“Appeals have been made by the meat processing sector for the Department of Agriculture (DA) to reconsider the acceptance of (imports from bird flu-free regions), in order to address the shortage of affordable MDM,” Mr. Dar said in the memorandum order.

The DA had issued a memorandum order on Jan. 11 that suspended all poultry imports from the Netherlands due to outbreaks of the H5N8 bird flu strain in Utrecht, Friesland, and Zuid-Holland.

According to the new memorandum order, a team composed of representatives from the Bureau of Animal Industry (BAI) and the National Meat Inspection Service (NMIS) will be created to inspect domestic meat processing plants with thermal processing equipment on-site.

The DA said accredited meat processors that were inspected and found compliant will be allowed to import poultry MDM from bird flu-free zones in the Netherlands.

Each shipment will undergo review before the issuance of the sanitary and phytosanitary import clearance (SPSIC).

“The poultry meat shipment must be sourced from one meat establishment only. Multiple sources of meat establishments for each poultry shipment shall not be allowed,” according to the order.

Before the departure of the shipments, the DA said attestations should be included to confirm that the MDM imports were sourced from bird flu-free areas, slaughtered in an approved abattoir, produced in a bird flu-free zone, adhered to OIE guidelines, and tested negative for bird flu.

Meanwhile, the order also disclosed requirements from local meat importers and processors such as the identification of one DA-accredited cold storage warehouse to be used solely for storing poultry MDM imports from the Netherlands, and that MDM imports should only go to licensed meat processing plants that have thermal processing facilities, among others.

The DA said the issuance of SPSICs will be suspended if poultry MDM imports are found to have been sold online or in wet markets.

“Unannounced visits to meat processing plants may also be conducted by veterinary authorities to ensure compliance with government regulations and other food safety policies, while random sample collection of MDM shall be conducted by NMIS plant officers for detection of the presence of bird flu,” according to the order.

Jesus C. Cham, Meat Importers and Traders Association president, said in a mobile phone message that the easing of import restrictions is a step in the right direction.

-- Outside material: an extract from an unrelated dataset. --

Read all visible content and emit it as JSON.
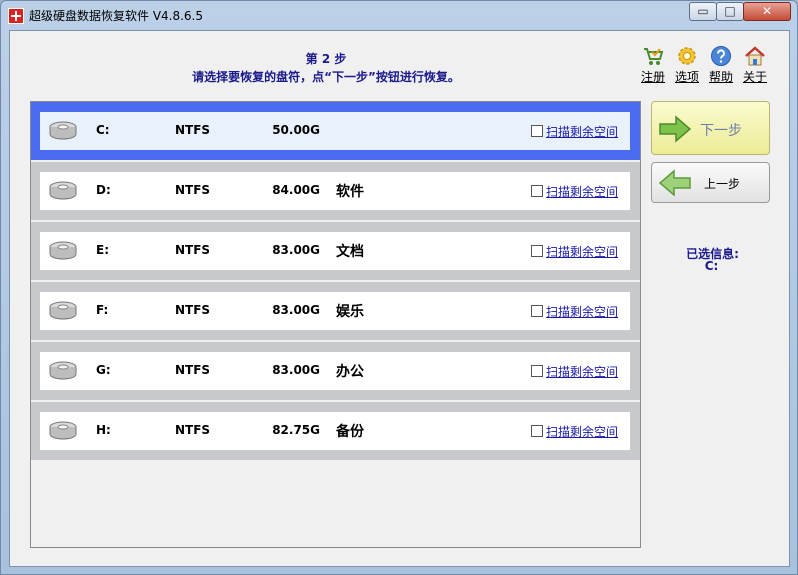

“We hope it goes further. If products are certified and tested to be free of bird flu, why should there be any restrictions at all? OIE guidelines are to just ban the affected zones. Now we have added a layer of protection by product testing. So all poultry products, not just MDM should be allowed access to markets and consumers,” Mr. Cham said.

However, Mr. Cham said only a number of processors will be able to meet the requirements set by the DA such as the availability of thermal processing equipment.

“Only a few processors can manage. All of the small processors will be shut out unfortunately. These are the ones who serve mainly the lower C, D, and E segments,” Mr. Cham said.

Philippine Association of Meat Processors, Inc. Vice-President Jerome D. Ong welcomed the partial lifting of the import ban, noting that the easing in policy still complies with OIE and World Trade Organization principles.

“On the whole, the conditions are very stringent, so we will wait if exporters can ship even with additional cost, especially on the testing requirement that will surely drive up the price of MDM,” Mr. Ong said in a mobile phone message.

“Without lifting the countrywide bans on the UK and Germany, the reopening of Poland, and the accreditation of new plants in Hungary and Brazil, the supply of MDM will remain inadequate and hinder the processed meat industry from fully supplying the needs of the country at affordable prices,” he added.

According to the Bureau of Animal Industry (BAI), chicken MDM imports from the Netherlands amounted to 115.05 million kilograms in 2020, equivalent to 42% of the total imports. — Revin Mikhael D. Ochave